Copy out the data that follows exactly, leaving out no line.
Start of Supplied information
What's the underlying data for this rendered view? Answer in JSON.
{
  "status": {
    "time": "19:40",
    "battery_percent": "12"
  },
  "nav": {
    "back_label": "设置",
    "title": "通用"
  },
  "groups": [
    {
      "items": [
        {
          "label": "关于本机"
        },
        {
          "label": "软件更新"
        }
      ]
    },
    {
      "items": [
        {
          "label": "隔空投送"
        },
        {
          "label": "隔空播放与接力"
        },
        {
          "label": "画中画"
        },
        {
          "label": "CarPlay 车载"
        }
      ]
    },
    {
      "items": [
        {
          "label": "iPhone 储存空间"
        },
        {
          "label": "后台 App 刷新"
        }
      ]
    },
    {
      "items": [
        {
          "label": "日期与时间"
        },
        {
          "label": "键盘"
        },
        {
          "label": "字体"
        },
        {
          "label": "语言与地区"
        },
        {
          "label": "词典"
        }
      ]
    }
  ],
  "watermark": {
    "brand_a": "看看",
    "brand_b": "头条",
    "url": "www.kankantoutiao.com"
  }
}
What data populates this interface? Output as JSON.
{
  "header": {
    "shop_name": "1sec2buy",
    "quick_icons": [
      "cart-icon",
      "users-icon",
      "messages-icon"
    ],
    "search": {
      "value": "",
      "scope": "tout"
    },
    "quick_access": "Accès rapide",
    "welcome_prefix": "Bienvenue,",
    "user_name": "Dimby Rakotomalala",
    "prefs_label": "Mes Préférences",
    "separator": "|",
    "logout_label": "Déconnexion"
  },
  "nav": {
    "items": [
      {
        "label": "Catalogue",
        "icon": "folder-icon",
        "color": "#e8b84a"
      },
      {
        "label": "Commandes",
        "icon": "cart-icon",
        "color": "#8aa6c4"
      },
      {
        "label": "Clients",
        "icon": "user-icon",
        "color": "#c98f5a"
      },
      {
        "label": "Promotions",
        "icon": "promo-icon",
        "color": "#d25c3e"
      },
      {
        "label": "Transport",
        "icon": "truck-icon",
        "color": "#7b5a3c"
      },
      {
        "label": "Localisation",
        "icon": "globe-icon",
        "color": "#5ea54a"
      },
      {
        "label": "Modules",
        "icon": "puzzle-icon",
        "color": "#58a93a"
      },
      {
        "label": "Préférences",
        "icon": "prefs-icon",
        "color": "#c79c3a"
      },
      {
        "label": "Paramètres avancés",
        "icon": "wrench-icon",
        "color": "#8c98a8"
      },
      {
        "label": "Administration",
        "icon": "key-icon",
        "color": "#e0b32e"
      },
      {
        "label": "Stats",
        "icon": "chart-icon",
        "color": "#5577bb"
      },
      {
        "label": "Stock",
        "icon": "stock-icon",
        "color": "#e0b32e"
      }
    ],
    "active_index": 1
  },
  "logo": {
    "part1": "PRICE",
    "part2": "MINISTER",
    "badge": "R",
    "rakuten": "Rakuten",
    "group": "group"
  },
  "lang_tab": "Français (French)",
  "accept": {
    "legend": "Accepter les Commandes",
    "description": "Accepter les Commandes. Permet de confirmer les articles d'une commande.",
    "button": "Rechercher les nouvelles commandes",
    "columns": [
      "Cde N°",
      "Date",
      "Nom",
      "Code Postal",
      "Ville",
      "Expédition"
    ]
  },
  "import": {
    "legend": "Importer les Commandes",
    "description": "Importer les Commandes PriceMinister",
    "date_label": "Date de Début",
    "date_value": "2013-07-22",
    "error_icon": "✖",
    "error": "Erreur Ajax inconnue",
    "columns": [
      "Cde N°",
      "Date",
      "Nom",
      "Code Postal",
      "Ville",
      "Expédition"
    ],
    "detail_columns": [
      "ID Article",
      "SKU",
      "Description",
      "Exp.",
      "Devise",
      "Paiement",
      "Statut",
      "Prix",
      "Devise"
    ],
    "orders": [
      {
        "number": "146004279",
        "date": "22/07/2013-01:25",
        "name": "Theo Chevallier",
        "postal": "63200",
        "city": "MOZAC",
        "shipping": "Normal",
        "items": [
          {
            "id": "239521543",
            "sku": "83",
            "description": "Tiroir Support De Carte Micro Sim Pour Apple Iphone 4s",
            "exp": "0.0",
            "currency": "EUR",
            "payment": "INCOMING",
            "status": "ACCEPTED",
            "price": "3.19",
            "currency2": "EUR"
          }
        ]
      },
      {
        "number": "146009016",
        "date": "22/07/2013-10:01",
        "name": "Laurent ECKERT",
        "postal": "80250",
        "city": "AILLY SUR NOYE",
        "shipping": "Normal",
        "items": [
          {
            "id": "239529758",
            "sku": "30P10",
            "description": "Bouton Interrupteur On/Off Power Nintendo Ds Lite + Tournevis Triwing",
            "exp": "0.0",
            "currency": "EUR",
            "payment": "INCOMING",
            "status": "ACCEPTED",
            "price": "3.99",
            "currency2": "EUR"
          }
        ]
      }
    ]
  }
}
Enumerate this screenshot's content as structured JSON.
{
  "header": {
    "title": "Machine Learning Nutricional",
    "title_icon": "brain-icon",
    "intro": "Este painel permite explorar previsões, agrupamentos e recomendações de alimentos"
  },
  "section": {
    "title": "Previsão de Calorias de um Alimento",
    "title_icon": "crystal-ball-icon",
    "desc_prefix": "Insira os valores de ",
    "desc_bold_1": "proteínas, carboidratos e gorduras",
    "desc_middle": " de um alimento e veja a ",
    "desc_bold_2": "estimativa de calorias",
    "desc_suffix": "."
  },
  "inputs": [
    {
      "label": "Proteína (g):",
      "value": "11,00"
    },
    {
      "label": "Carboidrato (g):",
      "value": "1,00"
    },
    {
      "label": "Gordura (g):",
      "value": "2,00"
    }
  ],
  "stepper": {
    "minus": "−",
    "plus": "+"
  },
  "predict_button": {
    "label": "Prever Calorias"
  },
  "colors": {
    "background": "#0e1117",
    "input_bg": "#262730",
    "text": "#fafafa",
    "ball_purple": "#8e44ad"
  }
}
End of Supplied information
Result for this exercise –
What's the underlying data for this rendered view? Answer in JSON.
{
  "status": {
    "time": "19:40",
    "battery_percent": "12"
  },
  "nav": {
    "back_label": "设置",
    "title": "通用"
  },
  "groups": [
    {
      "items": [
        {
          "label": "关于本机"
        },
        {
          "label": "软件更新"
        }
      ]
    },
    {
      "items": [
        {
          "label": "隔空投送"
        },
        {
          "label": "隔空播放与接力"
        },
        {
          "label": "画中画"
        },
        {
          "label": "CarPlay 车载"
        }
      ]
    },
    {
      "items": [
        {
          "label": "iPhone 储存空间"
        },
        {
          "label": "后台 App 刷新"
        }
      ]
    },
    {
      "items": [
        {
          "label": "日期与时间"
        },
        {
          "label": "键盘"
        },
        {
          "label": "字体"
        },
        {
          "label": "语言与地区"
        },
        {
          "label": "词典"
        }
      ]
    }
  ],
  "watermark": {
    "brand_a": "看看",
    "brand_b": "头条",
    "url": "www.kankantoutiao.com"
  }
}
What data populates this interface? Output as JSON.
{
  "header": {
    "shop_name": "1sec2buy",
    "quick_icons": [
      "cart-icon",
      "users-icon",
      "messages-icon"
    ],
    "search": {
      "value": "",
      "scope": "tout"
    },
    "quick_access": "Accès rapide",
    "welcome_prefix": "Bienvenue,",
    "user_name": "Dimby Rakotomalala",
    "prefs_label": "Mes Préférences",
    "separator": "|",
    "logout_label": "Déconnexion"
  },
  "nav": {
    "items": [
      {
        "label": "Catalogue",
        "icon": "folder-icon",
        "color": "#e8b84a"
      },
      {
        "label": "Commandes",
        "icon": "cart-icon",
        "color": "#8aa6c4"
      },
      {
        "label": "Clients",
        "icon": "user-icon",
        "color": "#c98f5a"
      },
      {
        "label": "Promotions",
        "icon": "promo-icon",
        "color": "#d25c3e"
      },
      {
        "label": "Transport",
        "icon": "truck-icon",
        "color": "#7b5a3c"
      },
      {
        "label": "Localisation",
        "icon": "globe-icon",
        "color": "#5ea54a"
      },
      {
        "label": "Modules",
        "icon": "puzzle-icon",
        "color": "#58a93a"
      },
      {
        "label": "Préférences",
        "icon": "prefs-icon",
        "color": "#c79c3a"
      },
      {
        "label": "Paramètres avancés",
        "icon": "wrench-icon",
        "color": "#8c98a8"
      },
      {
        "label": "Administration",
        "icon": "key-icon",
        "color": "#e0b32e"
      },
      {
        "label": "Stats",
        "icon": "chart-icon",
        "color": "#5577bb"
      },
      {
        "label": "Stock",
        "icon": "stock-icon",
        "color": "#e0b32e"
      }
    ],
    "active_index": 1
  },
  "logo": {
    "part1": "PRICE",
    "part2": "MINISTER",
    "badge": "R",
    "rakuten": "Rakuten",
    "group": "group"
  },
  "lang_tab": "Français (French)",
  "accept": {
    "legend": "Accepter les Commandes",
    "description": "Accepter les Commandes. Permet de confirmer les articles d'une commande.",
    "button": "Rechercher les nouvelles commandes",
    "columns": [
      "Cde N°",
      "Date",
      "Nom",
      "Code Postal",
      "Ville",
      "Expédition"
    ]
  },
  "import": {
    "legend": "Importer les Commandes",
    "description": "Importer les Commandes PriceMinister",
    "date_label": "Date de Début",
    "date_value": "2013-07-22",
    "error_icon": "✖",
    "error": "Erreur Ajax inconnue",
    "columns": [
      "Cde N°",
      "Date",
      "Nom",
      "Code Postal",
      "Ville",
      "Expédition"
    ],
    "detail_columns": [
      "ID Article",
      "SKU",
      "Description",
      "Exp.",
      "Devise",
      "Paiement",
      "Statut",
      "Prix",
      "Devise"
    ],
    "orders": [
      {
        "number": "146004279",
        "date": "22/07/2013-01:25",
        "name": "Theo Chevallier",
        "postal": "63200",
        "city": "MOZAC",
        "shipping": "Normal",
        "items": [
          {
            "id": "239521543",
            "sku": "83",
            "description": "Tiroir Support De Carte Micro Sim Pour Apple Iphone 4s",
            "exp": "0.0",
            "currency": "EUR",
            "payment": "INCOMING",
            "status": "ACCEPTED",
            "price": "3.19",
            "currency2": "EUR"
          }
        ]
      },
      {
        "number": "146009016",
        "date": "22/07/2013-10:01",
        "name": "Laurent ECKERT",
        "postal": "80250",
        "city": "AILLY SUR NOYE",
        "shipping": "Normal",
        "items": [
          {
            "id": "239529758",
            "sku": "30P10",
            "description": "Bouton Interrupteur On/Off Power Nintendo Ds Lite + Tournevis Triwing",
            "exp": "0.0",
            "currency": "EUR",
            "payment": "INCOMING",
            "status": "ACCEPTED",
            "price": "3.99",
            "currency2": "EUR"
          }
        ]
      }
    ]
  }
}
Enumerate this screenshot's content as structured JSON.
{
  "header": {
    "title": "Machine Learning Nutricional",
    "title_icon": "brain-icon",
    "intro": "Este painel permite explorar previsões, agrupamentos e recomendações de alimentos"
  },
  "section": {
    "title": "Previsão de Calorias de um Alimento",
    "title_icon": "crystal-ball-icon",
    "desc_prefix": "Insira os valores de ",
    "desc_bold_1": "proteínas, carboidratos e gorduras",
    "desc_middle": " de um alimento e veja a ",
    "desc_bold_2": "estimativa de calorias",
    "desc_suffix": "."
  },
  "inputs": [
    {
      "label": "Proteína (g):",
      "value": "11,00"
    },
    {
      "label": "Carboidrato (g):",
      "value": "1,00"
    },
    {
      "label": "Gordura (g):",
      "value": "2,00"
    }
  ],
  "stepper": {
    "minus": "−",
    "plus": "+"
  },
  "predict_button": {
    "label": "Prever Calorias"
  },
  "colors": {
    "background": "#0e1117",
    "input_bg": "#262730",
    "text": "#fafafa",
    "ball_purple": "#8e44ad"
  }
}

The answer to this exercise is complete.